 To meet the needs of global or regional customers who want a consistent international

agreement and point of contact.

 To improve their capability to run global or regional projects and systems

 To improve access to resources, skills and technologies across the organisation that

might otherwise be locked up in the vertical silos

 To improve cooperation and communication across the functional and geographic silos.

 To bring flexibility through faster decisions involving multiple stakeholders.

 To build broader people capabilities – as businesses become more integrated they need

to develop people who can think beyond their own functions or locations.

 Accountabilities and authority can be less clear and are often shared.

 Meetings and bureaucracy can rise as the amount of coordination and communication


 More people become involved in the decision process, which can slow things down.

 Ambiguity increases, with competing goals and higher levels of change and flexibility.

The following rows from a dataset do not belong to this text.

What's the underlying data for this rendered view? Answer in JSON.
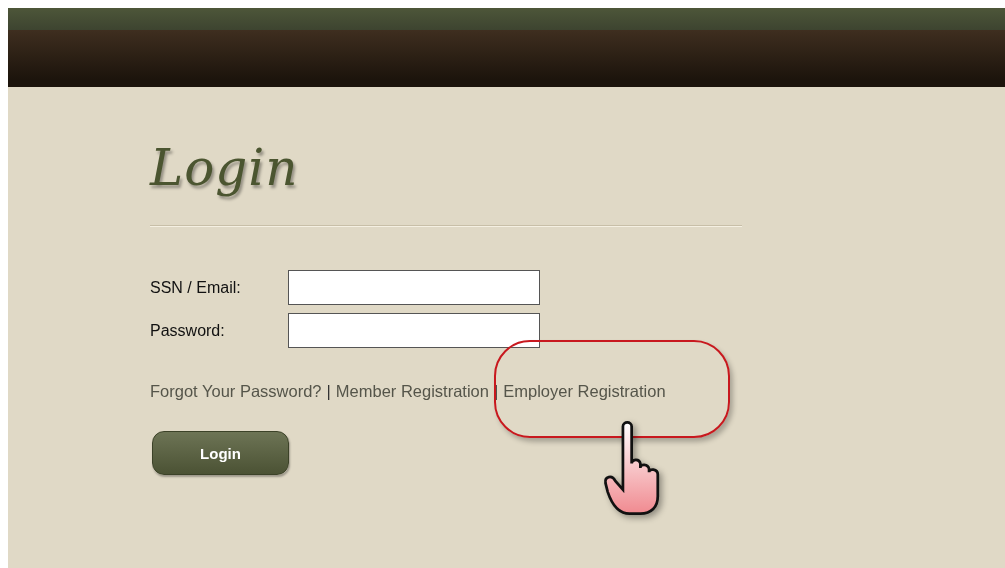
{
  "title": "Login",
  "fields": [
    {
      "label": "SSN / Email:"
    },
    {
      "label": "Password:"
    }
  ],
  "links": [
    {
      "text": "Forgot Your Password?",
      "highlighted": false
    },
    {
      "text": "Member Registration",
      "highlighted": false
    },
    {
      "text": "Employer Registration",
      "highlighted": true
    }
  ],
  "separators": [
    "|",
    "|"
  ],
  "button": "Login"
}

 We can see increases in central control as leaders try to re-establish control over a more

complex environment.

 There is the possibility of more resource conflict as people need to engage outside their

silos to get things done.

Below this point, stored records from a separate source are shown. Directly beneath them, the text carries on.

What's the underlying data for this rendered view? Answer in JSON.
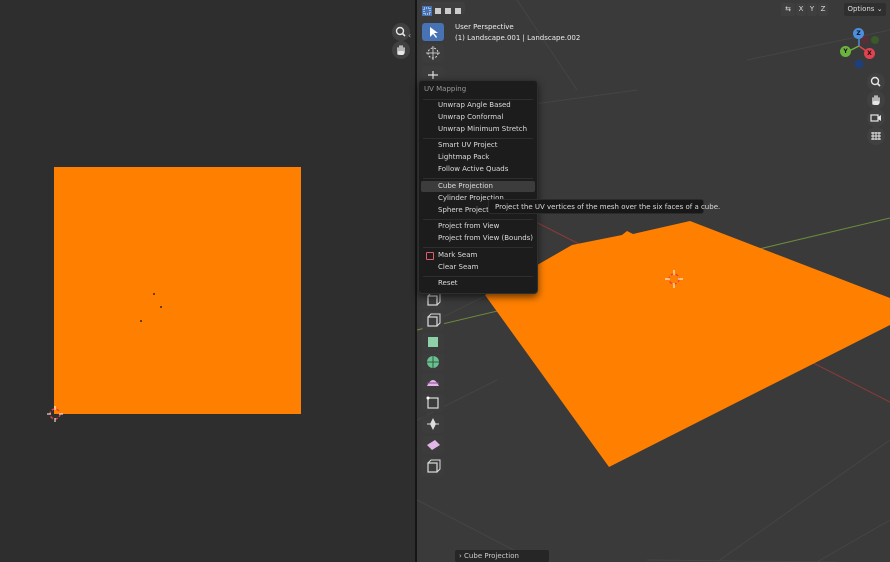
{
  "viewport": {
    "title": "User Perspective",
    "object_info": "(1) Landscape.001 | Landscape.002",
    "options_label": "Options",
    "axis_x": "X",
    "axis_y": "Y",
    "axis_z": "Z",
    "gizmo_z": "Z",
    "gizmo_y": "Y",
    "gizmo_x": "X"
  },
  "uv_menu": {
    "title": "UV Mapping",
    "items": [
      "Unwrap Angle Based",
      "Unwrap Conformal",
      "Unwrap Minimum Stretch",
      "Smart UV Project",
      "Lightmap Pack",
      "Follow Active Quads",
      "Cube Projection",
      "Cylinder Projection",
      "Sphere Projection",
      "Project from View",
      "Project from View (Bounds)",
      "Mark Seam",
      "Clear Seam",
      "Reset"
    ],
    "highlighted": "Cube Projection"
  },
  "tooltip": "Project the UV vertices of the mesh over the six faces of a cube.",
  "last_operator": "Cube Projection",
  "colors": {
    "mesh": "#ff8000",
    "menu_bg": "#1c1c1c",
    "accent": "#4772b3",
    "gizmo_x": "#e0424f",
    "gizmo_y": "#6cb33e",
    "gizmo_z": "#4a8fe0"
  },
  "icons": [
    "zoom-icon",
    "hand-icon",
    "select-box-icon",
    "cursor-icon",
    "move-icon",
    "camera-icon",
    "grid-icon",
    "chevron-down-icon"
  ]
}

Why attracting and retaining new members

 Win better pay, benefits, and working conditions.

 Gain Professional Development and leadership training.

 Be insured with life, health, disability, and casualty insurance programs.

 Get credit, loan, savings, investment, and discount services.

 Receive on-the-job liability insurance of up to $1 million.

 Have tough and effective representation in job-related disputes through our UniServ


 Speak out for our concerns in state legislatures and in the U.S. Congress.

 Be represented at NEA meetings.

 Get Association news through NEA publications and on its Web site.

Representing the interests of its members

Through unions, workers join together to win better wages, benefits and a voice on the job – and

good union jobs mean stronger communities. Unions give workers a voice at work, to bargain as

a group for benefits such as non-discrimination protections and domestic partner benefits. Union

members earn better wages and benefits than workers who aren’t union members.

On average, union workers’ wages are 30 percent higher than their nonunion counterparts. While

only 14 percent of nonunion workers have guaranteed pensions, fully 68 percent of union workers

do. More than 97 percent of union workers have jobs that provide health insurance benefits, but

only 85 percent of nonunion workers do. Unions help employers create a more stable, productive

workforce—where workers have a say in improving their jobs.


Because There is Strength in Numbers With nearly 3 million members, the National Education

Association is the largest employee organization in the country. And NEA's nearly half-

million ESP members make us the largest organization of school support employees in the world.

This numerical strength translates into advocacy and service -- for improved pay and working

conditions, rights on the job, improved education for the students we serve, and great deals on

products and services our members need.

works cited